As others have commented, it’s not easy to learn effectively about rugs from the internet, but there’s a well-established literature on the subject and the inter-war volumes tend to be very informative and not linked directly to selling you things. Also, museums are treasure houses for learning which patterns you like — the Met in NYC, the V&A in London, various ethnographic museums both there and in Berlin and Paris. I was lucky enough to inherit an 1860s Persian and a very small and even older tribal carpet of prayer rug size. They’re among the oldest things I remember from childhood and it’s humbling to think that four generations of my ancestors grew up on those rugs, which made it through the Blitz and multiple sea voyages as well. They’re quite worn, as generations of children and dogs did their best to damage them, but apart from general fading, not always evenly, and a couple of patches where some of the wool is worn down visibly, they have another fifty years or more left in them. I think all the advice in this article is spot on, and I have to say the currently fashionable artificial aging is absolutely horrible looking on new rugs. But reliable dealers, whom you will learn to recognize after a couple of conversations with con-artist salesmen that are rife in the rug business, often stock very good antique rugs, and those from the 30s, 40s and 50s can be quite reasonable. Let me echo Simon: If one wants something that looks worn and well-aged, get the real thing. It won’t just be authentic (in the meaningful sense of that over-used word) it will be instantly recognizable as such.

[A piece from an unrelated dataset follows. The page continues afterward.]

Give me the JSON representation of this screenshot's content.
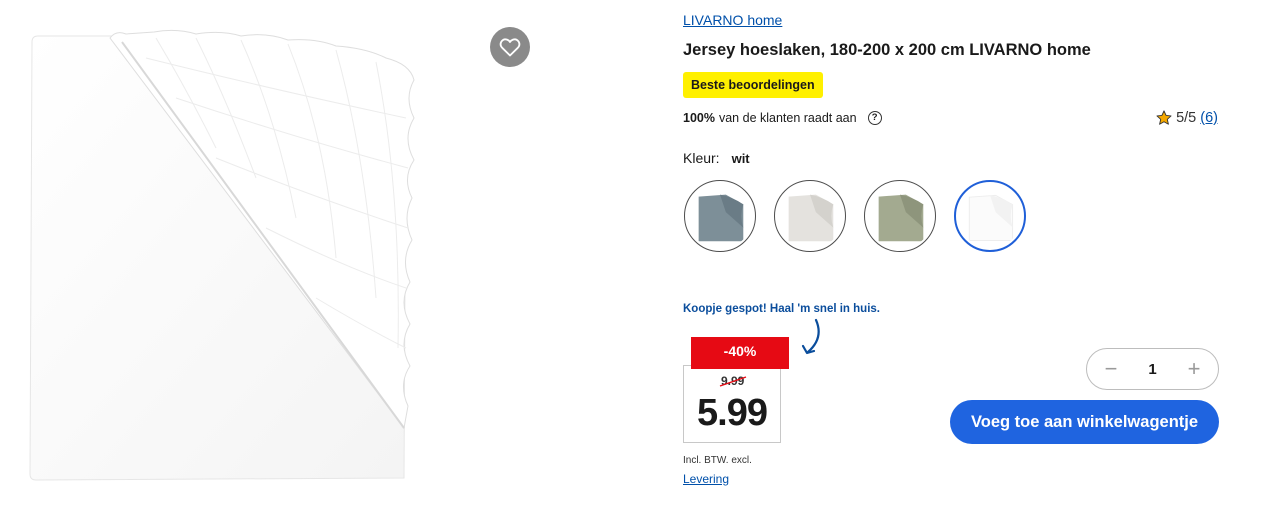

Really nice article, which I think fits well with PS and all it stands-for.
I have a real hankering for a few, XL antique or vintage rugs. Style is of course subjective, but I think they sit just as nicely as an item of contrast and conversation in a modern home, as they do in an older place.
I’m worried about my naivety though as it is quite a minefield, so I’m concerned about making a bad purchase, especially when you’re likely looking at £5k + for a larger piece.
This therefore is very timely and perhaps Bruce and the team are a good place to start (and hopefully end).
I’d certainly say so Ant, yes. They’re one of the very few teams in interior decoration that have felt to me like the kind of brand/shop/craftsman you get on PS generally
This was great Simon. As a fellow rug enthusiast (writing this from on top of my hand woven, not antique Heriz) it was fun to read your connections between handcrafted clothes and handcrafted rugs.
Lovely, good to hear Peter
I do love oriental rugs like these, but havent had the chance to invest, since I am still havent bought the home where I wanna raise my kids and grow old in. Until I have that place I find it hard to buy rugs of the right size, since this varies with the size of the room and also its layout. Perhaps I am overthinking it, as a large rug will always come in handy. But I find also that the colours need to be right. There are so many different shades of red, for instance, in these rugs, and not all are the right kind, that goes with all different kinds of furniture.
I think you’re right on colour – size won’t matter as much, but you don’t want furniture and rugs that don’s work together
Oriental rugs, rhymes with drugs. Love ’em. Like a garden in your living room and wonderful to think they are still made by hand. Bought some from Liberty and some on line with reasonable success. So adaptable but now I have run out of floor space!
You haven’t mentioned it but it bears emphasizing: not all “wool” rugs are all wool. Many will use cotton too. Cotton is to be avoided if one wants a rug that lasts. One can often identify cotton content by checking the fringes. If one sees cotton fringes, then the rug is partly cotton and should be avoided or, at least, one should never pay for it the price of an all wool rug.